Last month, Max Verstappen sparked controversy by calling Lance Stroll a “mongol” after they crashed in Free Practice Two (FP2) at the Portuguese Grand Prix.
In addition to being lambasted on social media for using the ableist slur, Verstappen drew criticism from a Mongolian advocacy group and the Mongolian government, both of which urged him to publicly apologise.
However, over one month on, Max Verstappen is still yet to issue an explicit apology to the people of Mongolia.
And, earlier this month, Lundeg Purevsuren, Mongolia’s ambassador to the UN and the World Trade Organization (WTO), sent a letter to Red Bull founder Dietrich Mateschitz to voice his criticism of Verstappen’s use of the slur and his unwillingness to apologise.

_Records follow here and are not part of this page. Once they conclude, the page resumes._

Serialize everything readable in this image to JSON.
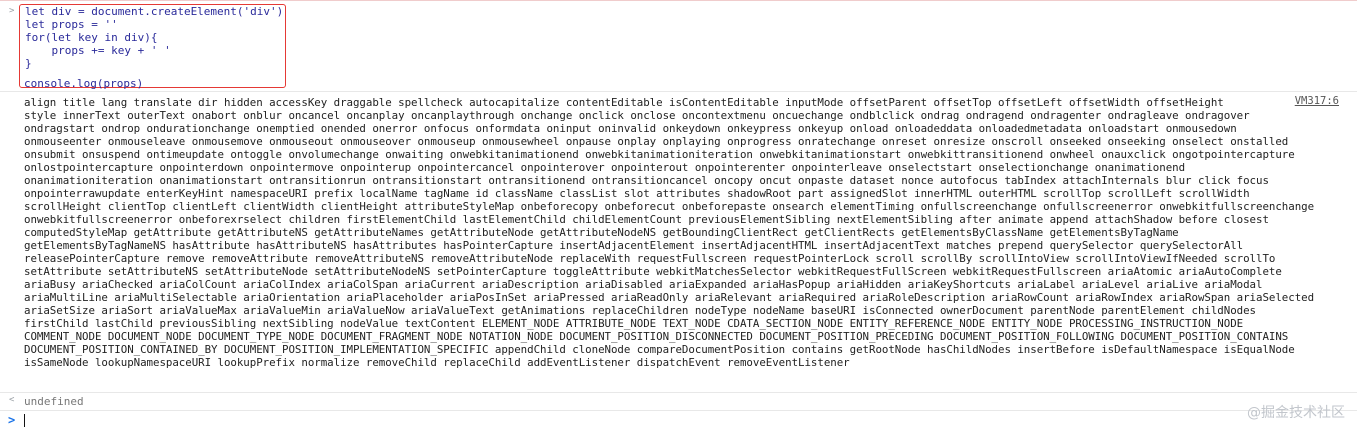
{
  "input": {
    "code_lines": [
      "let div = document.createElement('div')",
      "let props = ''",
      "for(let key in div){",
      "    props += key + ' '",
      "}"
    ],
    "after_line": "console.log(props)"
  },
  "output": {
    "source_link": "VM317:6",
    "lines": [
      "align title lang translate dir hidden accessKey draggable spellcheck autocapitalize contentEditable isContentEditable inputMode offsetParent offsetTop offsetLeft offsetWidth offsetHeight",
      "style innerText outerText onabort onblur oncancel oncanplay oncanplaythrough onchange onclick onclose oncontextmenu oncuechange ondblclick ondrag ondragend ondragenter ondragleave ondragover",
      "ondragstart ondrop ondurationchange onemptied onended onerror onfocus onformdata oninput oninvalid onkeydown onkeypress onkeyup onload onloadeddata onloadedmetadata onloadstart onmousedown",
      "onmouseenter onmouseleave onmousemove onmouseout onmouseover onmouseup onmousewheel onpause onplay onplaying onprogress onratechange onreset onresize onscroll onseeked onseeking onselect onstalled",
      "onsubmit onsuspend ontimeupdate ontoggle onvolumechange onwaiting onwebkitanimationend onwebkitanimationiteration onwebkitanimationstart onwebkittransitionend onwheel onauxclick ongotpointercapture",
      "onlostpointercapture onpointerdown onpointermove onpointerup onpointercancel onpointerover onpointerout onpointerenter onpointerleave onselectstart onselectionchange onanimationend",
      "onanimationiteration onanimationstart ontransitionrun ontransitionstart ontransitionend ontransitioncancel oncopy oncut onpaste dataset nonce autofocus tabIndex attachInternals blur click focus",
      "onpointerrawupdate enterKeyHint namespaceURI prefix localName tagName id className classList slot attributes shadowRoot part assignedSlot innerHTML outerHTML scrollTop scrollLeft scrollWidth",
      "scrollHeight clientTop clientLeft clientWidth clientHeight attributeStyleMap onbeforecopy onbeforecut onbeforepaste onsearch elementTiming onfullscreenchange onfullscreenerror onwebkitfullscreenchange",
      "onwebkitfullscreenerror onbeforexrselect children firstElementChild lastElementChild childElementCount previousElementSibling nextElementSibling after animate append attachShadow before closest",
      "computedStyleMap getAttribute getAttributeNS getAttributeNames getAttributeNode getAttributeNodeNS getBoundingClientRect getClientRects getElementsByClassName getElementsByTagName",
      "getElementsByTagNameNS hasAttribute hasAttributeNS hasAttributes hasPointerCapture insertAdjacentElement insertAdjacentHTML insertAdjacentText matches prepend querySelector querySelectorAll",
      "releasePointerCapture remove removeAttribute removeAttributeNS removeAttributeNode replaceWith requestFullscreen requestPointerLock scroll scrollBy scrollIntoView scrollIntoViewIfNeeded scrollTo",
      "setAttribute setAttributeNS setAttributeNode setAttributeNodeNS setPointerCapture toggleAttribute webkitMatchesSelector webkitRequestFullScreen webkitRequestFullscreen ariaAtomic ariaAutoComplete",
      "ariaBusy ariaChecked ariaColCount ariaColIndex ariaColSpan ariaCurrent ariaDescription ariaDisabled ariaExpanded ariaHasPopup ariaHidden ariaKeyShortcuts ariaLabel ariaLevel ariaLive ariaModal",
      "ariaMultiLine ariaMultiSelectable ariaOrientation ariaPlaceholder ariaPosInSet ariaPressed ariaReadOnly ariaRelevant ariaRequired ariaRoleDescription ariaRowCount ariaRowIndex ariaRowSpan ariaSelected",
      "ariaSetSize ariaSort ariaValueMax ariaValueMin ariaValueNow ariaValueText getAnimations replaceChildren nodeType nodeName baseURI isConnected ownerDocument parentNode parentElement childNodes",
      "firstChild lastChild previousSibling nextSibling nodeValue textContent ELEMENT_NODE ATTRIBUTE_NODE TEXT_NODE CDATA_SECTION_NODE ENTITY_REFERENCE_NODE ENTITY_NODE PROCESSING_INSTRUCTION_NODE",
      "COMMENT_NODE DOCUMENT_NODE DOCUMENT_TYPE_NODE DOCUMENT_FRAGMENT_NODE NOTATION_NODE DOCUMENT_POSITION_DISCONNECTED DOCUMENT_POSITION_PRECEDING DOCUMENT_POSITION_FOLLOWING DOCUMENT_POSITION_CONTAINS",
      "DOCUMENT_POSITION_CONTAINED_BY DOCUMENT_POSITION_IMPLEMENTATION_SPECIFIC appendChild cloneNode compareDocumentPosition contains getRootNode hasChildNodes insertBefore isDefaultNamespace isEqualNode",
      "isSameNode lookupNamespaceURI lookupPrefix normalize removeChild replaceChild addEventListener dispatchEvent removeEventListener"
    ]
  },
  "result": {
    "text": "undefined"
  },
  "watermark": "@掘金技术社区"
}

Ambassador Purevsuren also sent a separate letter to a raft of sponsors and technical partners of the Red Bull F1 team to make them aware of the situation.
Formula1News.co.uk has learned that Siemens, one of Red Bull’s key technical partners, have now replied to the Mongolian government.

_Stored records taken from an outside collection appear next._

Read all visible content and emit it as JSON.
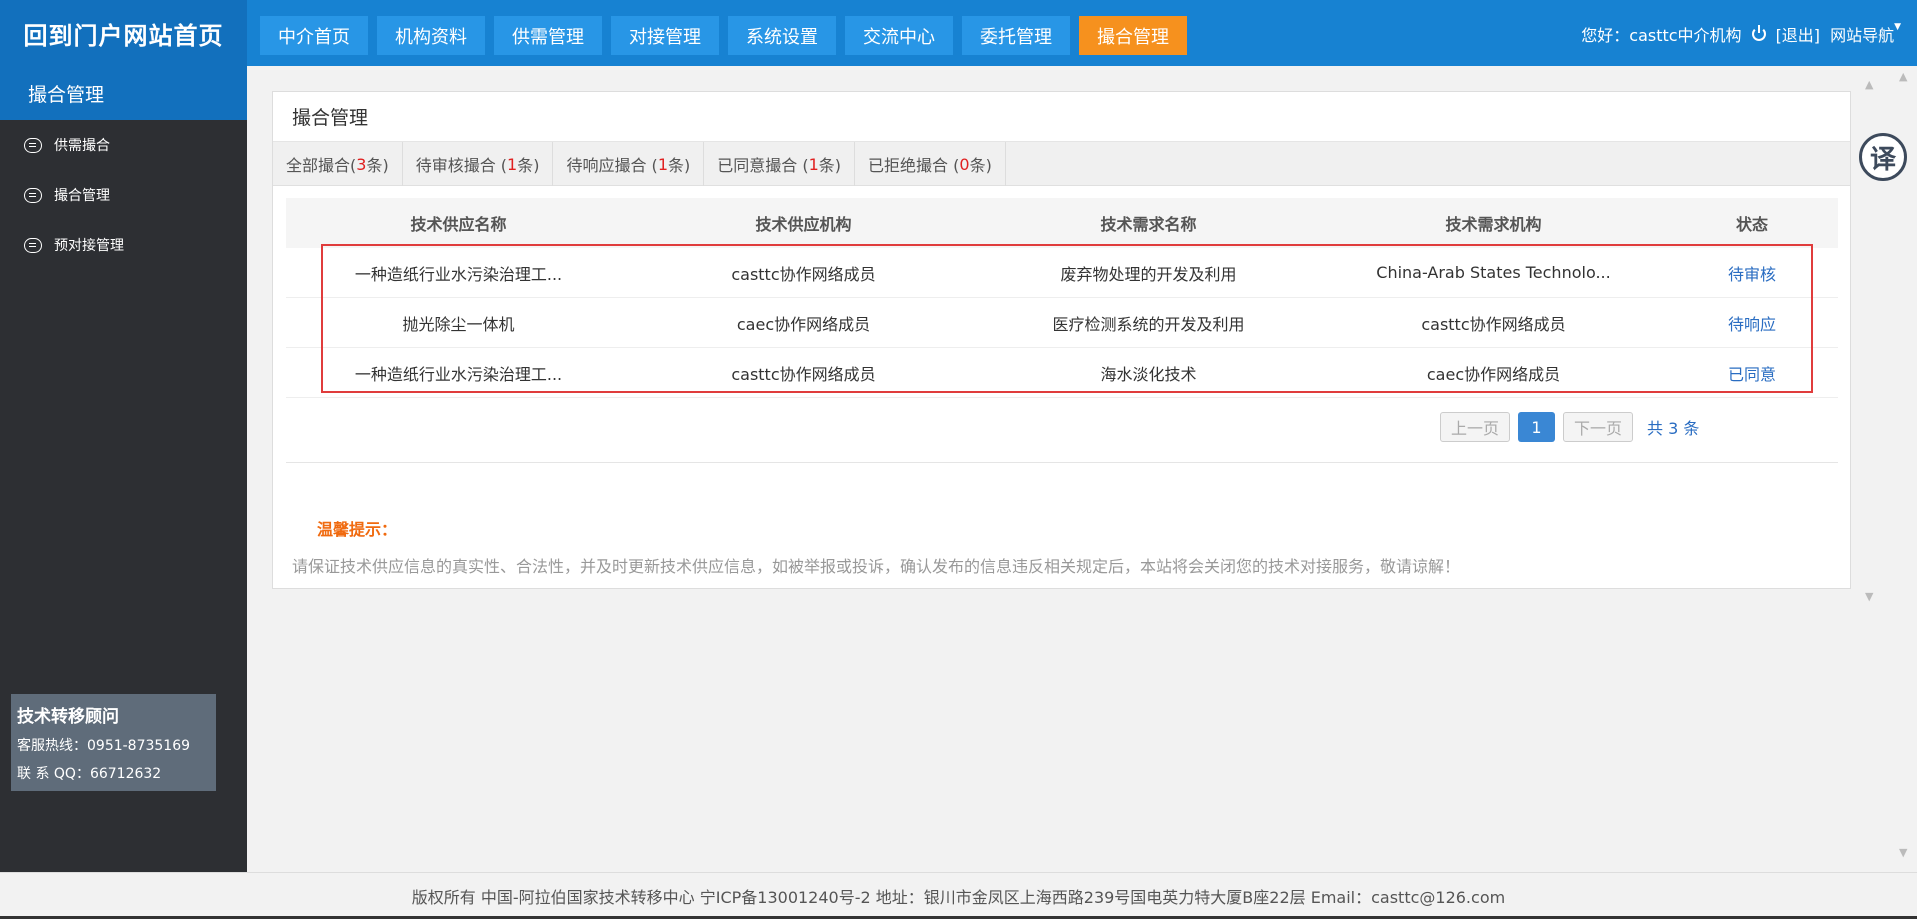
{
  "header": {
    "logo": "回到门户网站首页",
    "nav": [
      "中介首页",
      "机构资料",
      "供需管理",
      "对接管理",
      "系统设置",
      "交流中心",
      "委托管理",
      "撮合管理"
    ],
    "greeting": "您好：casttc中介机构",
    "logout": "[退出]",
    "site_nav": "网站导航"
  },
  "sidebar": {
    "title": "撮合管理",
    "items": [
      "供需撮合",
      "撮合管理",
      "预对接管理"
    ],
    "advisor": {
      "title": "技术转移顾问",
      "hotline": "客服热线：0951-8735169",
      "qq": "联 系 QQ：66712632"
    }
  },
  "panel": {
    "title": "撮合管理",
    "tabs": [
      {
        "label": "全部撮合(",
        "count": "3",
        "suffix": " 条)"
      },
      {
        "label": "待审核撮合 (",
        "count": "1",
        "suffix": " 条)"
      },
      {
        "label": "待响应撮合 (",
        "count": "1",
        "suffix": " 条)"
      },
      {
        "label": "已同意撮合 (",
        "count": "1",
        "suffix": " 条)"
      },
      {
        "label": "已拒绝撮合 (",
        "count": "0",
        "suffix": "条)"
      }
    ],
    "columns": [
      "技术供应名称",
      "技术供应机构",
      "技术需求名称",
      "技术需求机构",
      "状态"
    ],
    "rows": [
      [
        "一种造纸行业水污染治理工...",
        "casttc协作网络成员",
        "废弃物处理的开发及利用",
        "China-Arab States Technolo...",
        "待审核"
      ],
      [
        "抛光除尘一体机",
        "caec协作网络成员",
        "医疗检测系统的开发及利用",
        "casttc协作网络成员",
        "待响应"
      ],
      [
        "一种造纸行业水污染治理工...",
        "casttc协作网络成员",
        "海水淡化技术",
        "caec协作网络成员",
        "已同意"
      ]
    ],
    "pager": {
      "prev": "上一页",
      "current": "1",
      "next": "下一页",
      "total": "共 3 条"
    },
    "tip_title": "温馨提示：",
    "tip_text": "请保证技术供应信息的真实性、合法性，并及时更新技术供应信息，如被举报或投诉，确认发布的信息违反相关规定后，本站将会关闭您的技术对接服务，敬请谅解！"
  },
  "translate": "译",
  "footer": "版权所有 中国-阿拉伯国家技术转移中心 宁ICP备13001240号-2    地址：银川市金凤区上海西路239号国电英力特大厦B座22层 Email：casttc@126.com",
  "colors": {
    "primary": "#1782d2",
    "active_tab": "#f6911e",
    "sidebar": "#2d2f33",
    "highlight": "#e03c3c"
  }
}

In their letter, which this publication has read in its entirety, Siemens said they “do not accept discrimination, harassment or any personal attacks towards individual or groups” and revealed that they had already “clearly” expressed their concerns to Red Bull over the incident.
“The team has assured us that the necessary steps have been taken to prevent a similar incident to happen again. Mr Verstappen has publicly offered his apologies for his behaviour,” Torsten Ende, head of government affairs at Siemens, wrote in his letter to Ambassador Purevsuren.

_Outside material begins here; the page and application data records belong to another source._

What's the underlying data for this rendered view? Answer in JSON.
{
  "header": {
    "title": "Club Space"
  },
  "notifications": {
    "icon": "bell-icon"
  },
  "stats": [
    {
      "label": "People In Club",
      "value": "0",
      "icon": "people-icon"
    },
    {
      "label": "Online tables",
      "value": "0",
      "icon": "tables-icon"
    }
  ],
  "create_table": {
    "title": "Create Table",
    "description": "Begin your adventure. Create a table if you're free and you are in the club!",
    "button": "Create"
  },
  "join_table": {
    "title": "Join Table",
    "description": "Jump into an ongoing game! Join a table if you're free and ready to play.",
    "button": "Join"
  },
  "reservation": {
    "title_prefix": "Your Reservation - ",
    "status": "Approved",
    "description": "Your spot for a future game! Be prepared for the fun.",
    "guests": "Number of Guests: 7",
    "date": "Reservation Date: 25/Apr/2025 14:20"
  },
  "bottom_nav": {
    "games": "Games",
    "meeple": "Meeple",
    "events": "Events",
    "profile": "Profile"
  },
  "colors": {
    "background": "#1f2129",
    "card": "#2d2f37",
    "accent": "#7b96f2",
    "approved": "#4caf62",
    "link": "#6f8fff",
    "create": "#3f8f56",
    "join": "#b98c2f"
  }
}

However, Unro Janchiv, Mongolia’s cultural envoy, told Formula1News.co.uk managing editor Suliman Mulhem on Wednesday that, as far as they are concerned, Verstappen is yet to publicly apologise.
“The claim that Max Verstappen apologised publicly is not accurate and the Mongolian government is waiting to hear from his team to date,” Janchiv told this publication, revealing that Red Bull have not even replied to the Mongolian government’s letters.
“He didn’t publicly apologise to our government nor reply to the ambassador’s open call,” Janchiv added.
Concluding, she said the Mongolian government will continue to “work on this issue until it is resolved.”